Last week, Bill Gates was quoted in several publications including this one lamenting the fact that more American kids are not studying computer science. He claims to be concerned that Microsoft will run out of graduates to recruit into its coding ranks.
Information Week's Mitch Wagner thinks Gates has himself to blame. Wagner thinks today's kids see the writing on the wall. He cites reports that technology jobs are getting exported to countries with low-cost labor and that fewer US employers are offering IT-centric summer internships. Why pursue a computer science degree if there might not be enough IT jobs upon graduation, he argues.
I think they're both missing a bigger point.

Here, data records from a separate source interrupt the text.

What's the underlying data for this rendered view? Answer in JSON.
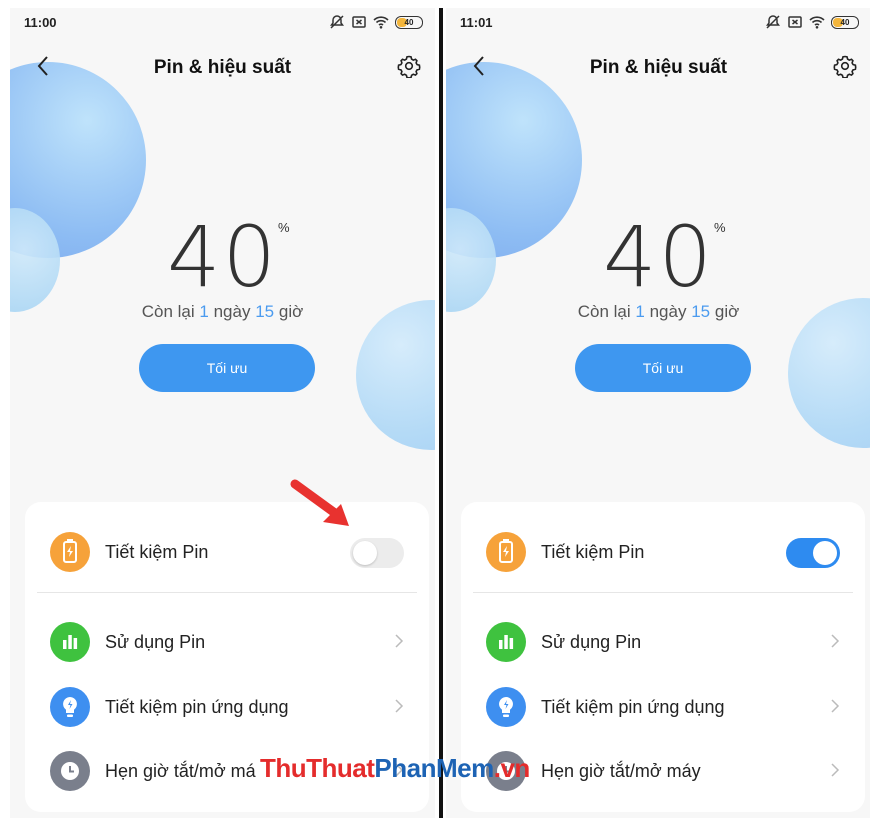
{
  "left_screen": {
    "time": "11:00",
    "battery_level": "40",
    "title": "Pin & hiệu suất",
    "percent": "40",
    "percent_symbol": "%",
    "remaining": {
      "prefix": "Còn lại",
      "days": "1",
      "days_unit": "ngày",
      "hours": "15",
      "hours_unit": "giờ"
    },
    "optimize_label": "Tối ưu",
    "battery_saver": {
      "label": "Tiết kiệm Pin",
      "enabled": false
    },
    "items": [
      {
        "label": "Sử dụng Pin",
        "icon": "bar-chart-icon",
        "color": "#3fc23f"
      },
      {
        "label": "Tiết kiệm pin ứng dụng",
        "icon": "lightbulb-icon",
        "color": "#3e8ff0"
      },
      {
        "label": "Hẹn giờ tắt/mở má",
        "icon": "clock-icon",
        "color": "#7a7f8c"
      }
    ]
  },
  "right_screen": {
    "time": "11:01",
    "battery_level": "40",
    "title": "Pin & hiệu suất",
    "percent": "40",
    "percent_symbol": "%",
    "remaining": {
      "prefix": "Còn lại",
      "days": "1",
      "days_unit": "ngày",
      "hours": "15",
      "hours_unit": "giờ"
    },
    "optimize_label": "Tối ưu",
    "battery_saver": {
      "label": "Tiết kiệm Pin",
      "enabled": true
    },
    "items": [
      {
        "label": "Sử dụng Pin",
        "icon": "bar-chart-icon",
        "color": "#3fc23f"
      },
      {
        "label": "Tiết kiệm pin ứng dụng",
        "icon": "lightbulb-icon",
        "color": "#3e8ff0"
      },
      {
        "label": "Hẹn giờ tắt/mở máy",
        "icon": "clock-icon",
        "color": "#7a7f8c"
      }
    ]
  },
  "colors": {
    "accent": "#3e97f0",
    "saver_icon": "#f6a23a",
    "toggle_on": "#2e8bf0",
    "arrow": "#e8322f"
  },
  "watermark": {
    "part1": "ThuThuat",
    "part2": "PhanMem",
    "part3": ".vn"
  }
}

Rather than focusing on the sheer quantity of US college graduates studying computer science, they should be highlighting the quality (or lack thereof) compared with their international brethren. The results of this year's ACM International Collegiate Programming Contest were telling. Only three US universities finished in the top 29 (and none of them was in the top 15).
The ACM winners are some of the brightest technology students in the world. They represent tomorrow's innovators. They are most likely to found the next technology giant -- the Microsoft (or Intel, Cisco, Apple, etc) of the future. Over time, the center of the global technology industry will emigrate from the US and, based on the ACM contest results, will probably land somewhere in Asia. The venture capital and related investment banking ecosystems will follow the technology entrepreneurs. Then will go the lawyers and accountants who help these technology companies to grow up. This is not just about IT jobs.
Fortunately, the average video-game playing American kid has good hand-eye coordination and nimble wrists. Both are good for flipping burgers.